RuggedCom Inc. I 300 Applewood Crescent, Concord, Ontario, Canada, L4K 5C7 I www.RuggedCom.com Tel: (905) 856-5288 I Fax: (905) 856-1995 I Toll Free: (888) 264-0006

Application Note 13 May 18, 2012 Page 3 of 5

How to Secure ROS Devices Before and After Field Deployment


3.2 Turn Off Services that Are Vulnerable
ROS supports protocols such as RSH, Telnet, SNMP1 and TFTP. These services are not secure and send passwords over cleartext or, as in the case of TFTP, require no passwords at all. These services are available for historical reasons and are meant for backward compatibility with customer equipment or services that rely on these services. It is highly recommended that these services be turned off. Secure alternatives such as SSH and SFTP are also supported and will greatly minimize the risk posed by remotely accessing devices.

Figure 2: Disabling IP Services

3.3 Turn Off Services that are Not Required


ROS supports the RCDP (RuggedCom Discovery Protocol) and LLDP (Link Layer Discovery Protocol). RCDP provides an easy way to configure multiple devices with basic settings such as System Name and IP addresses before initial deployment. It is recommended that as soon as the configuration of the unit is complete, RCDP be turned off. LLDP is an IEEE 802.1 protocol that allows devices to discover each other. It is useful for Network Management Systems to have a map of the network and helps to troubleshoot in networks with a
1

SNMPv1 and SNMPv2 are not secure. SNMPv3 is secure. SNMP is disabled by default on all ROS devices.

RuggedCom Inc. I 300 Applewood Crescent, Concord, Ontario, Canada, L4K 5C7 I www.RuggedCom.com Tel: (905) 856-5288 I Fax: (905) 856-1995 I Toll Free: (888) 264-0006

Application Note 13 May 18, 2012 Page 4 of 5

How to Secure ROS Devices Before and After Field Deployment


large number of devices. However, the protocol is communicates frequently and advertises device identification parameters such as System Names and IP addresses used by the device. Unless a Network Management System is in use, LLDP should be turned off before deployment.

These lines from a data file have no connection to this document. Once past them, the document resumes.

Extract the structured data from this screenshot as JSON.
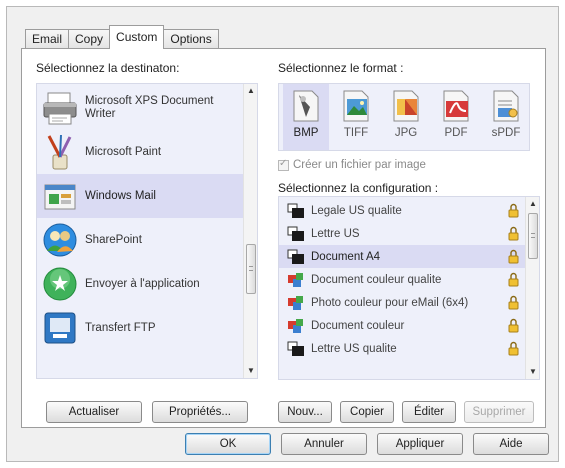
{
  "tabs": [
    {
      "label": "Email"
    },
    {
      "label": "Copy"
    },
    {
      "label": "Custom"
    },
    {
      "label": "Options"
    }
  ],
  "destination": {
    "label": "Sélectionnez la destinaton:",
    "items": [
      {
        "label": "Microsoft XPS Document Writer",
        "icon": "printer-icon"
      },
      {
        "label": "Microsoft Paint",
        "icon": "paint-brushes-icon"
      },
      {
        "label": "Windows Mail",
        "icon": "windows-mail-icon",
        "selected": true
      },
      {
        "label": "SharePoint",
        "icon": "sharepoint-icon"
      },
      {
        "label": "Envoyer à l'application",
        "icon": "send-to-app-icon"
      },
      {
        "label": "Transfert FTP",
        "icon": "ftp-transfer-icon"
      }
    ]
  },
  "format": {
    "label": "Sélectionnez le format :",
    "items": [
      {
        "label": "BMP",
        "icon": "bmp-file-icon",
        "selected": true
      },
      {
        "label": "TIFF",
        "icon": "tiff-file-icon"
      },
      {
        "label": "JPG",
        "icon": "jpg-file-icon"
      },
      {
        "label": "PDF",
        "icon": "pdf-file-icon"
      },
      {
        "label": "sPDF",
        "icon": "spdf-file-icon"
      }
    ],
    "checkbox_label": "Créer un fichier par image",
    "checkbox_checked": true
  },
  "configuration": {
    "label": "Sélectionnez la configuration :",
    "items": [
      {
        "label": "Legale US qualite",
        "icon": "bw-config-icon"
      },
      {
        "label": "Lettre US",
        "icon": "bw-config-icon"
      },
      {
        "label": "Document A4",
        "icon": "bw-config-icon",
        "selected": true
      },
      {
        "label": "Document couleur qualite",
        "icon": "color-config-icon"
      },
      {
        "label": "Photo couleur pour eMail (6x4)",
        "icon": "color-config-icon"
      },
      {
        "label": "Document couleur",
        "icon": "color-config-icon"
      },
      {
        "label": "Lettre US qualite",
        "icon": "bw-config-icon"
      }
    ]
  },
  "buttons": {
    "refresh": "Actualiser",
    "properties": "Propriétés...",
    "new": "Nouv...",
    "copy": "Copier",
    "edit": "Éditer",
    "delete": "Supprimer",
    "ok": "OK",
    "cancel": "Annuler",
    "apply": "Appliquer",
    "help": "Aide"
  },
  "colors": {
    "selection": "#dadbf3",
    "list_background": "#eef0fa",
    "dialog_background": "#f0f0f0"
  }
}
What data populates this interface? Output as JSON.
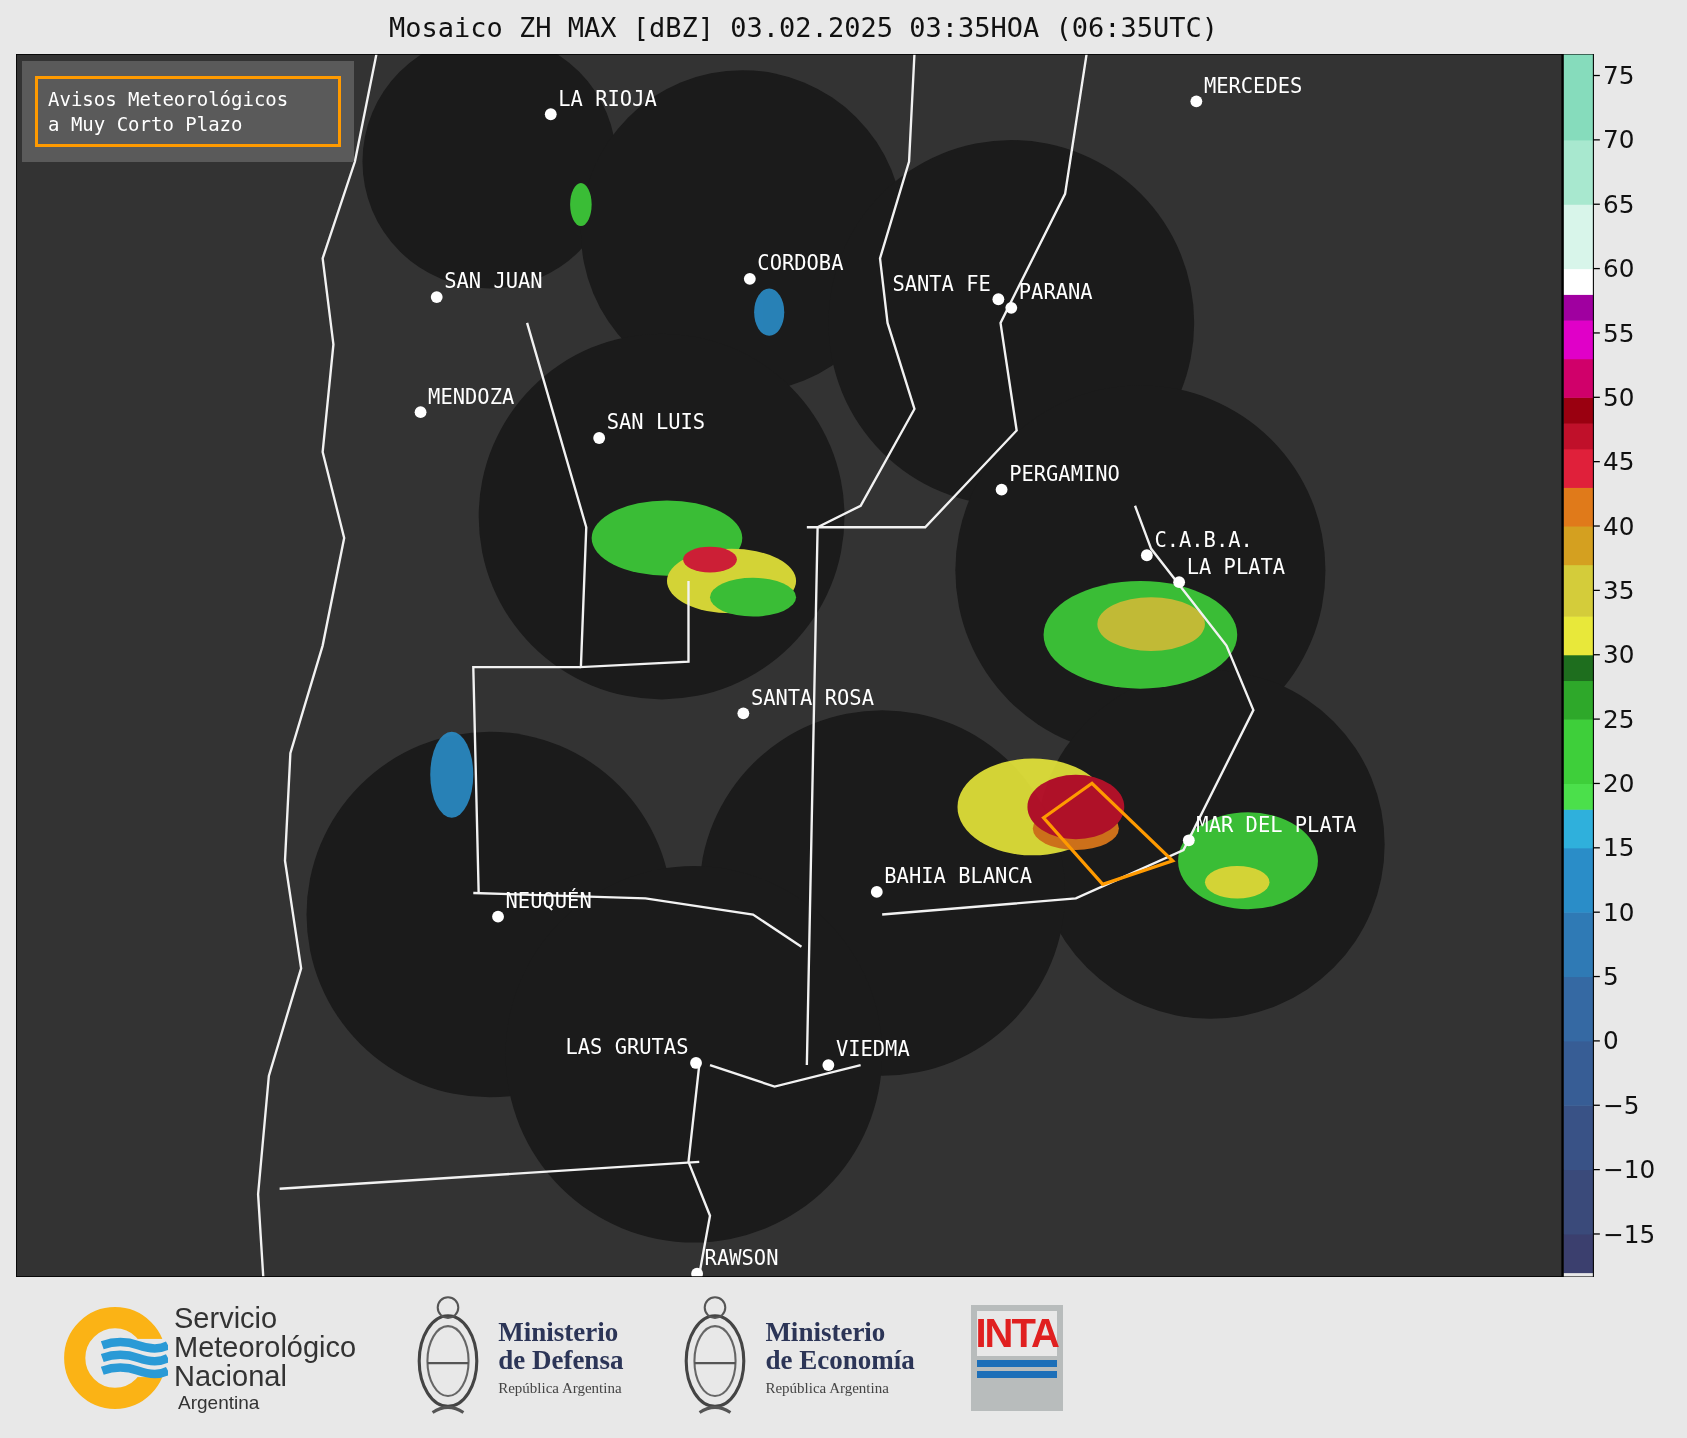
{
  "title": "Mosaico ZH MAX [dBZ] 03.02.2025 03:35HOA (06:35UTC)",
  "legend": {
    "lines": [
      "Avisos Meteorológicos",
      "a Muy Corto Plazo"
    ]
  },
  "cities": [
    {
      "name": "LA RIOJA"
    },
    {
      "name": "MERCEDES"
    },
    {
      "name": "SAN JUAN"
    },
    {
      "name": "CORDOBA"
    },
    {
      "name": "SANTA FE"
    },
    {
      "name": "PARANA"
    },
    {
      "name": "MENDOZA"
    },
    {
      "name": "SAN LUIS"
    },
    {
      "name": "PERGAMINO"
    },
    {
      "name": "C.A.B.A."
    },
    {
      "name": "LA PLATA"
    },
    {
      "name": "SANTA ROSA"
    },
    {
      "name": "MAR DEL PLATA"
    },
    {
      "name": "BAHIA BLANCA"
    },
    {
      "name": "NEUQUÉN"
    },
    {
      "name": "LAS GRUTAS"
    },
    {
      "name": "VIEDMA"
    },
    {
      "name": "RAWSON"
    }
  ],
  "colorbar": {
    "ticks": [
      "75",
      "70",
      "65",
      "60",
      "55",
      "50",
      "45",
      "40",
      "35",
      "30",
      "25",
      "20",
      "15",
      "10",
      "5",
      "0",
      "−5",
      "−10",
      "−15"
    ]
  },
  "logos": [
    {
      "kind": "smn",
      "lines": [
        "Servicio",
        "Meteorológico",
        "Nacional",
        "Argentina"
      ]
    },
    {
      "kind": "ministry",
      "lines": [
        "Ministerio",
        "de Defensa",
        "República Argentina"
      ]
    },
    {
      "kind": "ministry",
      "lines": [
        "Ministerio",
        "de Economía",
        "República Argentina"
      ]
    },
    {
      "kind": "inta",
      "lines": [
        "INTA"
      ]
    }
  ]
}
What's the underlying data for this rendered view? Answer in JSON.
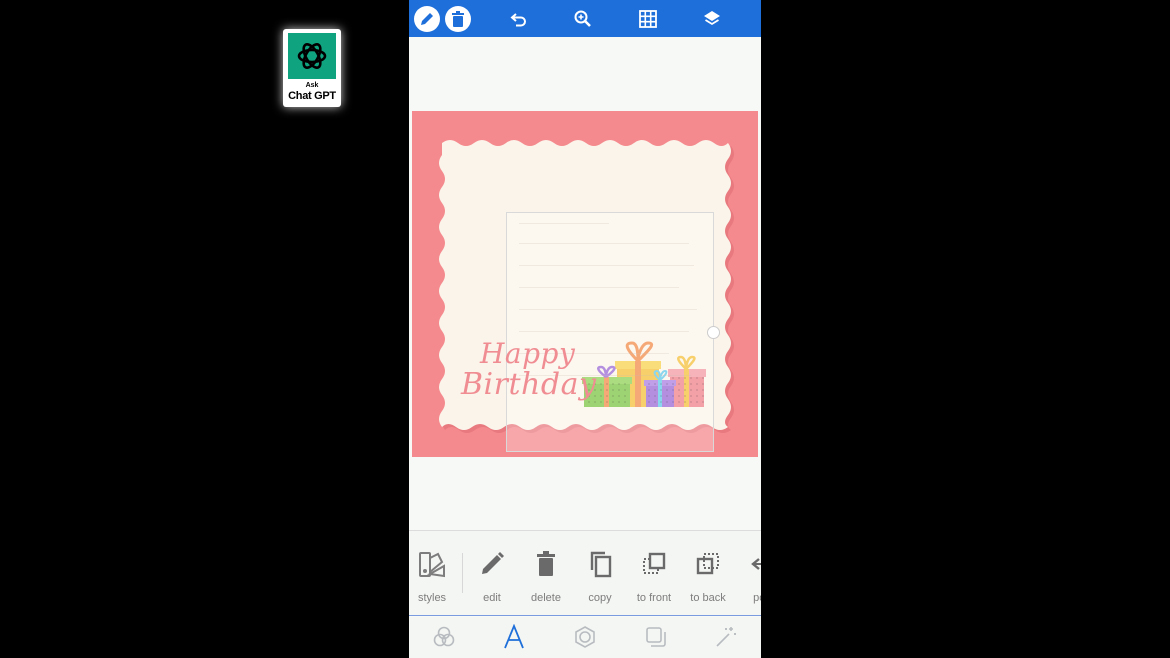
{
  "badge": {
    "ask": "Ask",
    "title": "Chat GPT",
    "logo_icon": "openai-logo-icon",
    "color": "#10a37f"
  },
  "topbar": {
    "color": "#1e6fd9",
    "icons": [
      "pencil-icon",
      "trash-icon",
      "undo-icon",
      "zoom-in-icon",
      "grid-icon",
      "layers-icon"
    ]
  },
  "card": {
    "line1": "Happy",
    "line2": "Birthday",
    "background_color": "#f48a8e",
    "frame_color": "#fbf4ea"
  },
  "toolbar": {
    "tools": [
      {
        "label": "styles",
        "icon": "styles-icon"
      },
      {
        "label": "edit",
        "icon": "pencil-icon"
      },
      {
        "label": "delete",
        "icon": "trash-icon"
      },
      {
        "label": "copy",
        "icon": "copy-icon"
      },
      {
        "label": "to front",
        "icon": "bring-to-front-icon"
      },
      {
        "label": "to back",
        "icon": "send-to-back-icon"
      },
      {
        "label": "pos",
        "icon": "position-icon"
      }
    ]
  },
  "tabs": {
    "icons": [
      "color-circles-icon",
      "text-icon",
      "shape-icon",
      "shadow-icon",
      "magic-wand-icon"
    ],
    "active_index": 1,
    "active_color": "#1e6fd9"
  }
}
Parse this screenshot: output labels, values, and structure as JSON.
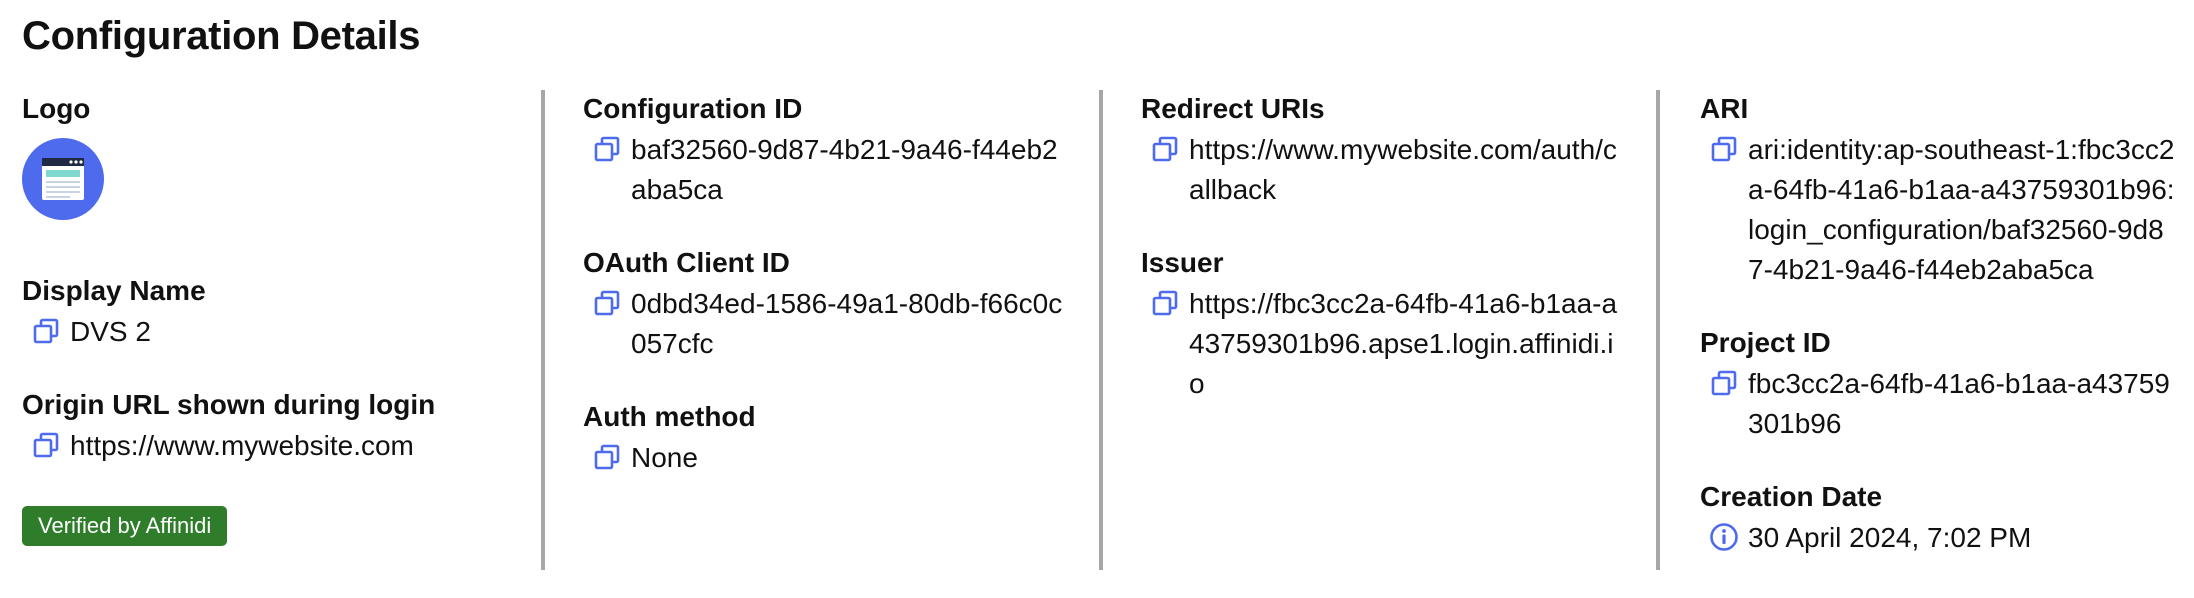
{
  "page": {
    "title": "Configuration Details"
  },
  "colors": {
    "accent": "#4f6bed",
    "badge": "#2f7d2b",
    "divider": "#a7a7a7"
  },
  "logo": {
    "label": "Logo",
    "icon": "browser-window-icon"
  },
  "display_name": {
    "label": "Display Name",
    "value": "DVS 2"
  },
  "origin_url": {
    "label": "Origin URL shown during login",
    "value": "https://www.mywebsite.com"
  },
  "badge": {
    "text": "Verified by Affinidi"
  },
  "configuration_id": {
    "label": "Configuration ID",
    "value": "baf32560-9d87-4b21-9a46-f44eb2aba5ca"
  },
  "oauth_client_id": {
    "label": "OAuth Client ID",
    "value": "0dbd34ed-1586-49a1-80db-f66c0c057cfc"
  },
  "auth_method": {
    "label": "Auth method",
    "value": "None"
  },
  "redirect_uris": {
    "label": "Redirect URIs",
    "value": "https://www.mywebsite.com/auth/callback"
  },
  "issuer": {
    "label": "Issuer",
    "value": "https://fbc3cc2a-64fb-41a6-b1aa-a43759301b96.apse1.login.affinidi.io"
  },
  "ari": {
    "label": "ARI",
    "value": "ari:identity:ap-southeast-1:fbc3cc2a-64fb-41a6-b1aa-a43759301b96:login_configuration/baf32560-9d87-4b21-9a46-f44eb2aba5ca"
  },
  "project_id": {
    "label": "Project ID",
    "value": "fbc3cc2a-64fb-41a6-b1aa-a43759301b96"
  },
  "creation_date": {
    "label": "Creation Date",
    "value": "30 April 2024, 7:02 PM"
  }
}
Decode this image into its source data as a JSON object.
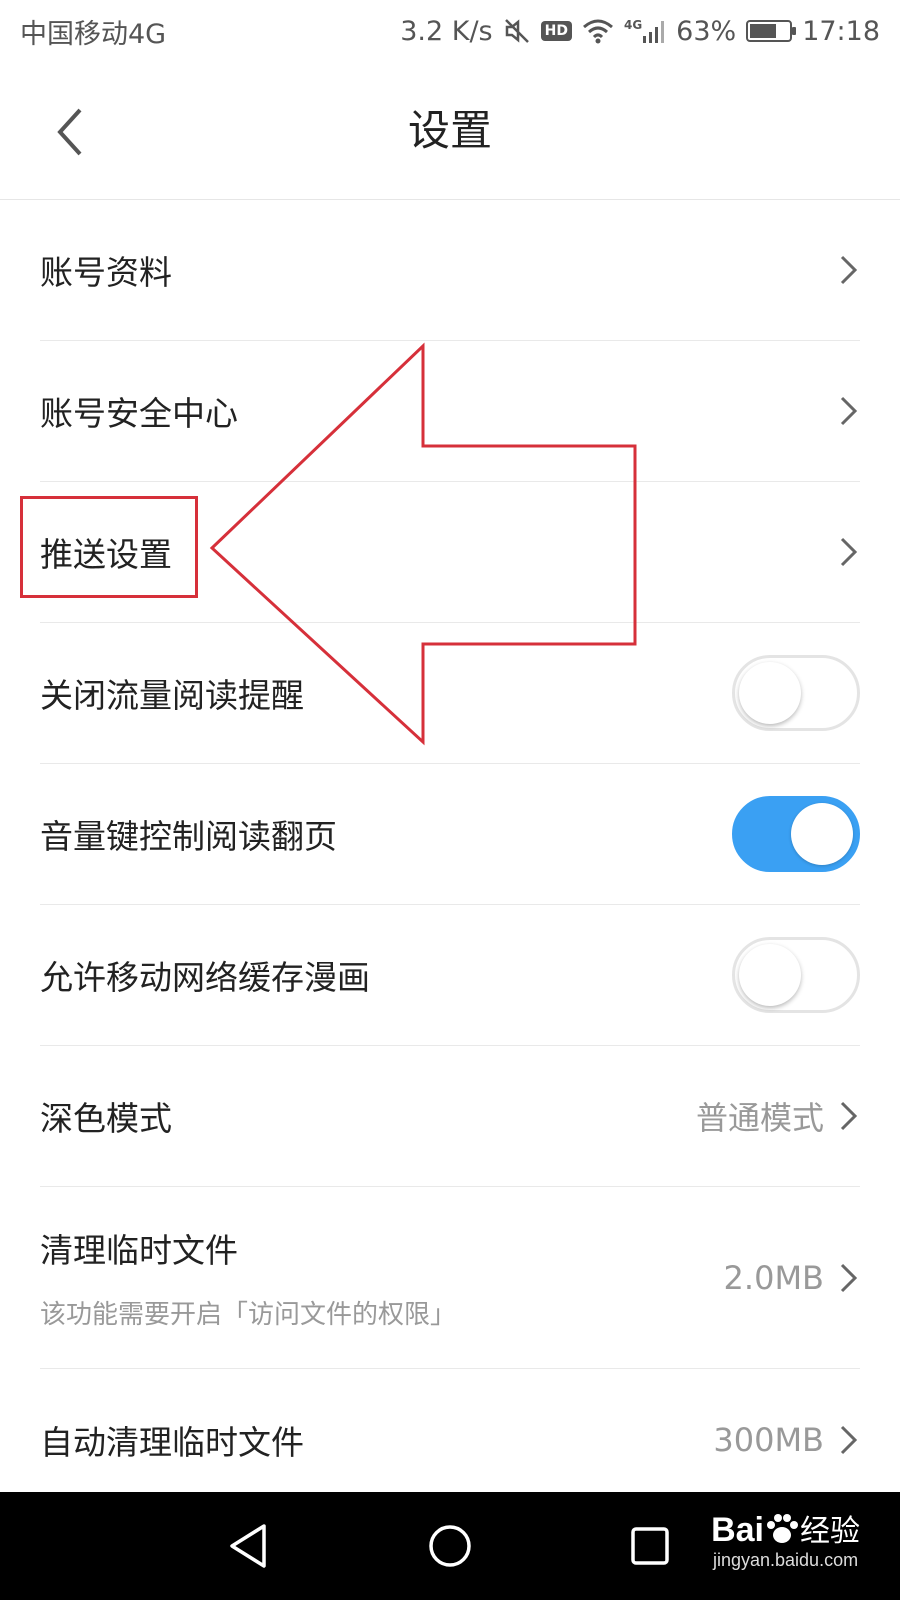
{
  "status_bar": {
    "carrier": "中国移动4G",
    "speed": "3.2 K/s",
    "hd": "HD",
    "network": "4G",
    "battery": "63%",
    "time": "17:18"
  },
  "header": {
    "title": "设置"
  },
  "settings": {
    "account_info": "账号资料",
    "account_security": "账号安全中心",
    "push_settings": "推送设置",
    "close_traffic_reminder": {
      "label": "关闭流量阅读提醒",
      "enabled": false
    },
    "volume_key_page": {
      "label": "音量键控制阅读翻页",
      "enabled": true
    },
    "mobile_cache_comics": {
      "label": "允许移动网络缓存漫画",
      "enabled": false
    },
    "dark_mode": {
      "label": "深色模式",
      "value": "普通模式"
    },
    "clear_temp": {
      "label": "清理临时文件",
      "sub": "该功能需要开启「访问文件的权限」",
      "value": "2.0MB"
    },
    "auto_clear_temp": {
      "label": "自动清理临时文件",
      "value": "300MB"
    }
  },
  "watermark": {
    "brand": "Bai",
    "brand_cn": "经验",
    "url": "jingyan.baidu.com"
  },
  "colors": {
    "accent": "#3aa0f3",
    "annotation": "#d6303a"
  }
}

4 Making Sure Devices Stay Secure


4.1 Protect the Configuration Files
Configuration files for ROS are CSV (comma separated values) formatted and are meant for ease of use and the portability of configuration parameters. Although they may be of no use to a hacker, all of the device settings are recorded in the configuration file (including password hashes) . It is recommended that these files be kept in a secure place if downloaded from the device. The configuration files should also be password encrypted before distributing them over e-mail or other such forms of communication.

4.2 Use Real Servers Whenever Possible


AAA servers are a great way to secure passwords and authorize logins. ROS supports RADIUS and TACACS+ services. ROS is meant for embedded devices and does not support the features of a full operating system. AAA servers run on real Operating systems that can be hardened against malicious attacks and provide a secure environment for password maintenance. ROS can support both Local and Remote authentication at the same time. However, if the remote authentication is trusted, local authentication can be disabled. Secure Access Management Servers, such as RuggedComs Crossbow Server, hide the device from any external network. The device can only be accessed through these servers.

5 Conclusion
Securing a ROS device is as simple as modifying a few parameters. This will go a long way in making it difficult to attack or access the device with malicious intent. In summary, security for ROS devices can be greatly increased by following the below mentioned suggestions: Change the username and password as soon as the device has been received Configure passwords that adhere to good password guidelines Provide only minimum access to users based on their role

RuggedCom Inc. I 300 Applewood Crescent, Concord, Ontario, Canada, L4K 5C7 I www.RuggedCom.com Tel: (905) 856-5288 I Fax: (905) 856-1995 I Toll Free: (888) 264-0006

Application Note 13 May 18, 2012 Page 5 of 5

How to Secure ROS Devices Before and After Field Deployment


Turn off services that are not needed or serve no purpose Protect configuration files and store them securely

RuggedCom Inc. I 300 Applewood Crescent, Concord, Ontario, Canada, L4K 5C7 I www.RuggedCom.com Tel: (905) 856-5288 I Fax: (905) 856-1995 I Toll Free: (888) 264-0006